DME also has become increasingly secretive about its budget matters in the past two years. Last summer’s budget talks for the city-owned utility stayed behind closed doors. DME used to announce with pride its purchase of wind and solar power and how much closer it got the utility to its goal of 70 percent renewable energy by 2019.
But no more.
That’s now considered a competitive matter. An open-records activist asked how many people DME would hire to run the plant, but he was rebuffed. Even though they would be city employees, that number, too, was considered a competitive matter.
Closing Boeing loophole
Until recently, Texas law was clear on the status of contract documents once bidding has ended and the contract is signed. Government contracts can be made available for public inspection. In addition, state law was clear that environmental impact information was not considered a competitive matter and had to be disclosed.
That changed after the Texas Supreme Court’s decision in the Boeing case in June 2015. According to the Texas Tribune, secret deals emanating from the Boeing decision run the gamut.
A Kaufman County school district kept secret the terms for a food service deal. The city of Houston won’t reveal how many permits it had issued to Uber drivers. And the city of McAllen didn’t have to say how much it paid Enrique Iglesias to sing at a holiday parade.
Whether DME’s secret contract terms, ostensibly allowed by the Boeing decision, circumvent federal law by withholding environmental information is not clear. Williams said he knew that information would not typically have been redacted.
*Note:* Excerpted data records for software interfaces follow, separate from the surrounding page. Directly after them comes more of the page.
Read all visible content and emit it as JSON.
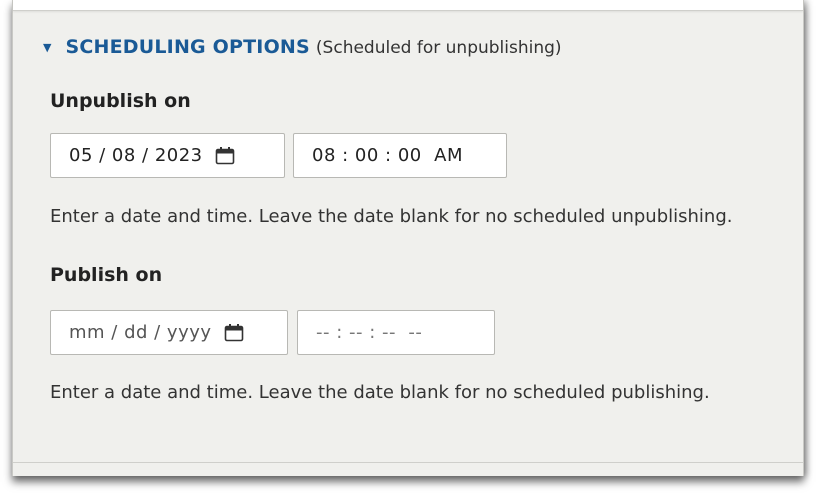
{
  "section": {
    "toggle_glyph": "▼",
    "title": "SCHEDULING OPTIONS",
    "status": "(Scheduled for unpublishing)",
    "accent_color": "#1a5a96"
  },
  "unpublish": {
    "label": "Unpublish on",
    "date_value": "05 / 08 / 2023",
    "time_value": "08 : 00 : 00  AM",
    "description": "Enter a date and time. Leave the date blank for no scheduled unpublishing."
  },
  "publish": {
    "label": "Publish on",
    "date_placeholder": "mm / dd / yyyy",
    "time_placeholder": "-- : -- : --  --",
    "description": "Enter a date and time. Leave the date blank for no scheduled publishing."
  },
  "icons": {
    "calendar": "calendar-icon"
  }
}
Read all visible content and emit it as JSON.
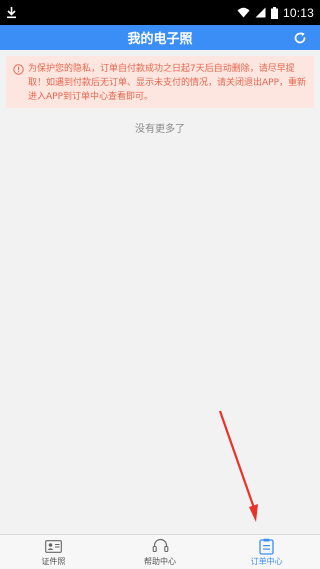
{
  "status_bar": {
    "time": "10:13"
  },
  "header": {
    "title": "我的电子照"
  },
  "notice": {
    "text": "为保护您的隐私，订单自付款成功之日起7天后自动删除，请尽早提取！如遇到付款后无订单、显示未支付的情况，请关闭退出APP，重新进入APP到订单中心查看即可。"
  },
  "main": {
    "empty_text": "没有更多了"
  },
  "bottom_nav": {
    "items": [
      {
        "label": "证件照",
        "icon": "id-card-icon",
        "active": false
      },
      {
        "label": "帮助中心",
        "icon": "headset-icon",
        "active": false
      },
      {
        "label": "订单中心",
        "icon": "clipboard-icon",
        "active": true
      }
    ]
  },
  "colors": {
    "accent": "#3a8ef6",
    "notice_bg": "#fde6e0",
    "notice_text": "#e8664d",
    "arrow": "#e8332a"
  }
}
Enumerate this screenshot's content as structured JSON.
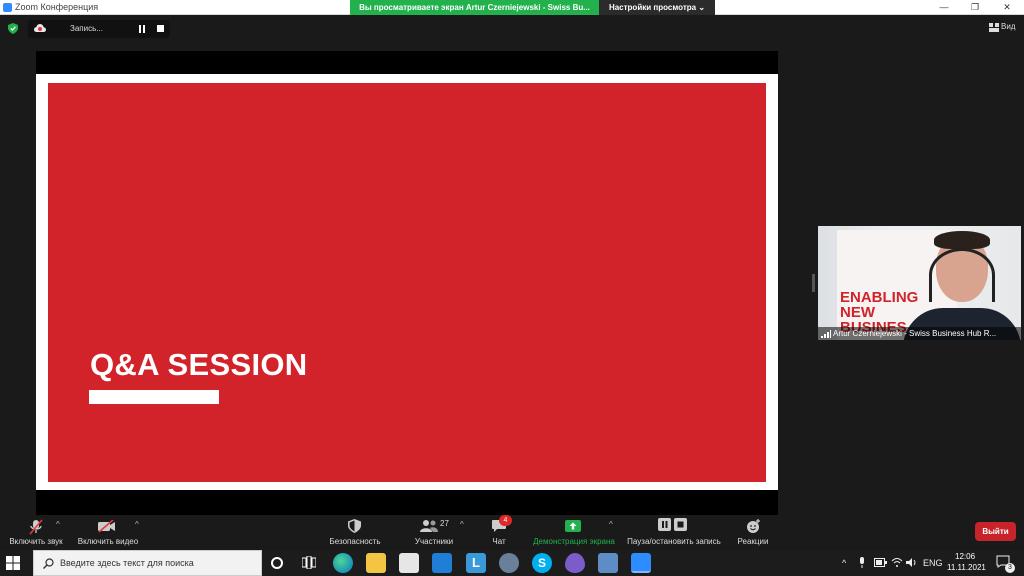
{
  "window": {
    "title": "Zoom Конференция",
    "share_banner": "Вы просматриваете экран Artur Czerniejewski - Swiss Bu...",
    "view_settings": "Настройки просмотра",
    "view_settings_icon": "chevron-down-icon"
  },
  "top_bar": {
    "recording_label": "Запись...",
    "view_label": "Вид"
  },
  "slide": {
    "title": "Q&A SESSION",
    "accent_color": "#d2232b"
  },
  "speaker": {
    "name": "Artur Czerniejewski - Swiss Business Hub R...",
    "banner_text": "ENABLING\nNEW\nBUSINES"
  },
  "toolbar": {
    "audio_label": "Включить звук",
    "video_label": "Включить видео",
    "security_label": "Безопасность",
    "participants_label": "Участники",
    "participants_count": "27",
    "chat_label": "Чат",
    "chat_badge": "4",
    "share_label": "Демонстрация экрана",
    "record_label": "Пауза/остановить запись",
    "reactions_label": "Реакции",
    "leave_label": "Выйти"
  },
  "taskbar": {
    "search_placeholder": "Введите здесь текст для поиска",
    "language": "ENG",
    "time": "12:06",
    "date": "11.11.2021",
    "notification_count": "3"
  }
}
Members of the Texas Legislature have already filed bills to close what critics call the “massive loopholes” created by the Boeing decision. In a press conference this week, state Rep. Giovanni Capriglione, R-Southlake, and Sen. Kirk Watson, D-Austin, filed two bills in each chamber to address the problems.
One pair of bills, House Bill 792 and Senate Bill 407, would limit the threshold governments can use to withhold information when considering competitive matters. In addition, the legislation restores the biggest loss from the Boeing decision: Once a contract is finalized, it once again would become a public document.
Another set of bills, House Bill 793 and Senate Bill 408, would make sure that private entities that receive public funds are subject to open records laws under certain circumstances.
The next session of the Texas Legislature begins Tuesday.
PEGGY HEINKEL-WOLFE can be reached at 940-566-6881 and via Twitter at @phwolfeDRC.
Here is a list of information the city redacted from its purchasing contract with Wärtsilä:
Contract price, including starting payment, milestone payments and final payment
Dates of the punchlist and delivery schedule
General scope of supply
Performance guarantees and all matters related to liquidated damages
Quantities for engine performance tests
Emissions rates from the engines
Fuel gas specifications
Gross output and heat rate
Equipment noise tests
Reliability guarantee tests
Here is the list of items redacted from the construction contract with Burns & McDonnell:
Construction schedule guarantee and amount of damages for delays
Liability amount for owner property and limitation of liability
Insurance amounts, including builder’s at-risk insurance amount
Subcontract and equipment list
Reference and design drawings
DME’s electric generating permit
Final site conditions report
Scope of supply and engine technical specifications
Milestone payment schedule
SOURCE: City of Denton